*** Opening of Stored data ***

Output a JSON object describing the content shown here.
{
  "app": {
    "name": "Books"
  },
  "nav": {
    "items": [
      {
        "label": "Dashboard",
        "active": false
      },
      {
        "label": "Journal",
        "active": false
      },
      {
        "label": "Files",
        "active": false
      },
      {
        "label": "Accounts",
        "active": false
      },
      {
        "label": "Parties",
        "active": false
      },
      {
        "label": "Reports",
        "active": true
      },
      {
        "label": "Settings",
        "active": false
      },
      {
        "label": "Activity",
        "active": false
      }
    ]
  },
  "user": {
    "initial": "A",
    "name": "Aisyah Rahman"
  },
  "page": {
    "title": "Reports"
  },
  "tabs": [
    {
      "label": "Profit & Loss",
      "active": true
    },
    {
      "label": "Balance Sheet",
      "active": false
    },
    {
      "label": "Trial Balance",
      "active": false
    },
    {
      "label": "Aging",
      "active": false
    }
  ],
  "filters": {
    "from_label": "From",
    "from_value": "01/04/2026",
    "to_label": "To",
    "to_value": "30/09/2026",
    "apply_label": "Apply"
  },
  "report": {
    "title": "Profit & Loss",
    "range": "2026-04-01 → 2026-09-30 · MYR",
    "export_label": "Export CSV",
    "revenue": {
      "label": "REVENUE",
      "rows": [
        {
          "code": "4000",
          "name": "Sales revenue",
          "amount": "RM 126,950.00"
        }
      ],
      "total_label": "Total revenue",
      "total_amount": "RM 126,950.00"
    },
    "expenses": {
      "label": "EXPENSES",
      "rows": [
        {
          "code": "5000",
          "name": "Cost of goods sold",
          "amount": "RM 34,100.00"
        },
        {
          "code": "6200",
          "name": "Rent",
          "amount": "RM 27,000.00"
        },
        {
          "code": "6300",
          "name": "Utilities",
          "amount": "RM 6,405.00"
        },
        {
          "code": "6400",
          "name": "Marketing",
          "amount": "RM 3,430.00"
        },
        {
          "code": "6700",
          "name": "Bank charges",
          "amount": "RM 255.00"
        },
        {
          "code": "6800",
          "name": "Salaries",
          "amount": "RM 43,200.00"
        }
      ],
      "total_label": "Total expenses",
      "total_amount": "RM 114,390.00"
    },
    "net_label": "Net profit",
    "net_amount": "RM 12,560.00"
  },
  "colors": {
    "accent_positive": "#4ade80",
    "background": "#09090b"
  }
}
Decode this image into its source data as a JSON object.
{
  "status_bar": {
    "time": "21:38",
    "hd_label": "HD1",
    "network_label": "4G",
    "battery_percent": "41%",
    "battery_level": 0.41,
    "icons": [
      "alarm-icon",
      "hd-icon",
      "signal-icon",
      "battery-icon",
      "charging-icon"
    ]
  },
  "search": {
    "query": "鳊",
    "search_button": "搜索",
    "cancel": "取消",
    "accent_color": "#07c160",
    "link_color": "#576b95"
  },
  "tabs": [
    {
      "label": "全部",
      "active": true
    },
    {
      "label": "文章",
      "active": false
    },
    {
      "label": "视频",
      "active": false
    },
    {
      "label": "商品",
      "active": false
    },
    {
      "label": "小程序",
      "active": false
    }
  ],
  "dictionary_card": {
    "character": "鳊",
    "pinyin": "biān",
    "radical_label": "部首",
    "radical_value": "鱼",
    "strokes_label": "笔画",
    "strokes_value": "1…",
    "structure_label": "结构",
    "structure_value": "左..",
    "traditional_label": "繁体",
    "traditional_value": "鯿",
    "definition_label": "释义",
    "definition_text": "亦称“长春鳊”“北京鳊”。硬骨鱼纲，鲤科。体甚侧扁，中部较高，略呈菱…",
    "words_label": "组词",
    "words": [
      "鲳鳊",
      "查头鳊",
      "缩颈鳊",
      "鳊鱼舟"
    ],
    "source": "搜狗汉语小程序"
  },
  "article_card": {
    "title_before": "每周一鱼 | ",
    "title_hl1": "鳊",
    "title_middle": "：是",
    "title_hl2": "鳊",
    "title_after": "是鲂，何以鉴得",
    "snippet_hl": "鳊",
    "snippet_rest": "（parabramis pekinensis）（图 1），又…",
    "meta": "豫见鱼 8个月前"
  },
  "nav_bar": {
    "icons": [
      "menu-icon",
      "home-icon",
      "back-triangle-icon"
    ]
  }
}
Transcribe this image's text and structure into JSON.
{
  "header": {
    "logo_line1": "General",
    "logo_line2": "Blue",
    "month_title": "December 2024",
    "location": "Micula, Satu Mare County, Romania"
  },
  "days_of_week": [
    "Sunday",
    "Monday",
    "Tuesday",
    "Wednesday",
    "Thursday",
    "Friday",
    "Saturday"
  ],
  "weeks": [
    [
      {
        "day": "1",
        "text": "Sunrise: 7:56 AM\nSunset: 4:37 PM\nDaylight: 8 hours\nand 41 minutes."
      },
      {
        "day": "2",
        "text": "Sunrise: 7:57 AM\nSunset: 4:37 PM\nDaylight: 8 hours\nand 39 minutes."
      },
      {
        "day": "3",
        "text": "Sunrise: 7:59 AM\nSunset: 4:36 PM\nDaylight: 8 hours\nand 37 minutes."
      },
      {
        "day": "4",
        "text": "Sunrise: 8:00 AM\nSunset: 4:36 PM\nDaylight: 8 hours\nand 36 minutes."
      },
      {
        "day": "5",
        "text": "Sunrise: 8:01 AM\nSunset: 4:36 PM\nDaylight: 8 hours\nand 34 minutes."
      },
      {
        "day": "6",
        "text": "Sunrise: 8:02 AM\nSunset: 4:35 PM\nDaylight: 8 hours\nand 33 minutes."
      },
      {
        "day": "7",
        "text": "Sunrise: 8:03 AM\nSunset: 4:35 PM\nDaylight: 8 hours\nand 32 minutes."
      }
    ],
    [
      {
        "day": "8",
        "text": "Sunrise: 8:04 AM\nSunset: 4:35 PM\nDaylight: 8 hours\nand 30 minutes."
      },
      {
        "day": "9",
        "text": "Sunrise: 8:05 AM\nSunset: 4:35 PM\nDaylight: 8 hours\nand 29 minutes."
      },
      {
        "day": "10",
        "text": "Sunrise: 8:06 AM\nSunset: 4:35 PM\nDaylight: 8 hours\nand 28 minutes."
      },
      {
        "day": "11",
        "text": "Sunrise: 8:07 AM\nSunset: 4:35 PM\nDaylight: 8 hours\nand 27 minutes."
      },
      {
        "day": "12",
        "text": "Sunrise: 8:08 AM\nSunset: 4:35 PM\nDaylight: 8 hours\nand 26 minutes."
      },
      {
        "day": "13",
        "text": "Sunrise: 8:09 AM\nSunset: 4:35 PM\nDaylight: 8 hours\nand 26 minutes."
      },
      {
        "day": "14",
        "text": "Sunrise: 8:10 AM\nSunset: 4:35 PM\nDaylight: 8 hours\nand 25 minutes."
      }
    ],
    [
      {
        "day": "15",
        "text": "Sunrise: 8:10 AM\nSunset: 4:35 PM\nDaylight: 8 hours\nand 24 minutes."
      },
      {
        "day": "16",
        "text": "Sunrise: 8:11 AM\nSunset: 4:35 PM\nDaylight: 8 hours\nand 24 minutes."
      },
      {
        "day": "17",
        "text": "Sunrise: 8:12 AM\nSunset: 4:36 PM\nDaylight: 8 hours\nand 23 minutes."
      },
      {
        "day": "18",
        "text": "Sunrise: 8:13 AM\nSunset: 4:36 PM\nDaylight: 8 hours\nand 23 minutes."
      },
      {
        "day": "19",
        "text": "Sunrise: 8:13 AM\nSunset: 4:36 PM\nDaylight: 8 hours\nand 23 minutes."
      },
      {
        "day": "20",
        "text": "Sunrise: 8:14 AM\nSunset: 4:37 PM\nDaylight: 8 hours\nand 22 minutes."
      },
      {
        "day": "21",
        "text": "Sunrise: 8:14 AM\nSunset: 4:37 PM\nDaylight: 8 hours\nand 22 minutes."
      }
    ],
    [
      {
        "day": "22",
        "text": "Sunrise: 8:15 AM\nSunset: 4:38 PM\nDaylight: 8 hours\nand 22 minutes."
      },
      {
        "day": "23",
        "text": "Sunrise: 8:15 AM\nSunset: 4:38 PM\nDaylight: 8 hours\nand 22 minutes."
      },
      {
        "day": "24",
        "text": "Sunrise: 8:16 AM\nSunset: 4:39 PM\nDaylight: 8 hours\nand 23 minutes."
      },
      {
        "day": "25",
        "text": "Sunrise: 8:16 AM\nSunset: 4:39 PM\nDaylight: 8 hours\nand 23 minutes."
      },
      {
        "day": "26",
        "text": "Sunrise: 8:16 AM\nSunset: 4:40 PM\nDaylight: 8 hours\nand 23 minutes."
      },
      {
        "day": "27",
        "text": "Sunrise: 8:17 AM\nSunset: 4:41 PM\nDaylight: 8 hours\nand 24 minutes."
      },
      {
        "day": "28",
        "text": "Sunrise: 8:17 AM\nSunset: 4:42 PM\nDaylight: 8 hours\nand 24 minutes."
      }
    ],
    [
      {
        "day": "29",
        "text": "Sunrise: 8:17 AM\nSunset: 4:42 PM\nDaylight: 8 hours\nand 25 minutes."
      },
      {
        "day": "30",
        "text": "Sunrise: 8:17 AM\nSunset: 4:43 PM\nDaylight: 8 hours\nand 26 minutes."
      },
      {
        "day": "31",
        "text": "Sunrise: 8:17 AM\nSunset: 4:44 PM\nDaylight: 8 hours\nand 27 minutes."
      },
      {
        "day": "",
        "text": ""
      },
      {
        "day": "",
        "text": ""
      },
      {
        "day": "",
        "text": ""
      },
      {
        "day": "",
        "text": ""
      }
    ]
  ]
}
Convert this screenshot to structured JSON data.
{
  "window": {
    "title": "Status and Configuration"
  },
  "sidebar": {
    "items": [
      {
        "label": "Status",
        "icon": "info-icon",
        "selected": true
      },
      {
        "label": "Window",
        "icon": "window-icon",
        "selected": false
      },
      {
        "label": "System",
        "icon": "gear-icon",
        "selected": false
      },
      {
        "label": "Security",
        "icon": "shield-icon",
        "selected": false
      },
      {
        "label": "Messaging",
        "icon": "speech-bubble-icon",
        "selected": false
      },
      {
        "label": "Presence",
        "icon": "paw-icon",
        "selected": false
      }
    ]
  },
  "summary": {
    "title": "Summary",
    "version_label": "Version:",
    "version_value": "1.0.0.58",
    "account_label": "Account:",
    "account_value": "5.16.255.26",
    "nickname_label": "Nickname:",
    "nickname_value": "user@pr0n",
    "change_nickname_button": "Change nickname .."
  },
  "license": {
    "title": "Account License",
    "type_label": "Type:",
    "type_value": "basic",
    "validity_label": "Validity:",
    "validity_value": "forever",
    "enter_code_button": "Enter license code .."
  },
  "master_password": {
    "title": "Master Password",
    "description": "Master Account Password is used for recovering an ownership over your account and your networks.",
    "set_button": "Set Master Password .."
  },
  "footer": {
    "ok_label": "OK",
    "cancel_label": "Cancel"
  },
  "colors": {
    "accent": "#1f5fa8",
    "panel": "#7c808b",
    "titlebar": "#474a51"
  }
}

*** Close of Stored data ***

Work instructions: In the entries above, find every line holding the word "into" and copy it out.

Expected output:
Decode this image into its source data as a JSON object.
Transcribe this image's text and structure into JSON.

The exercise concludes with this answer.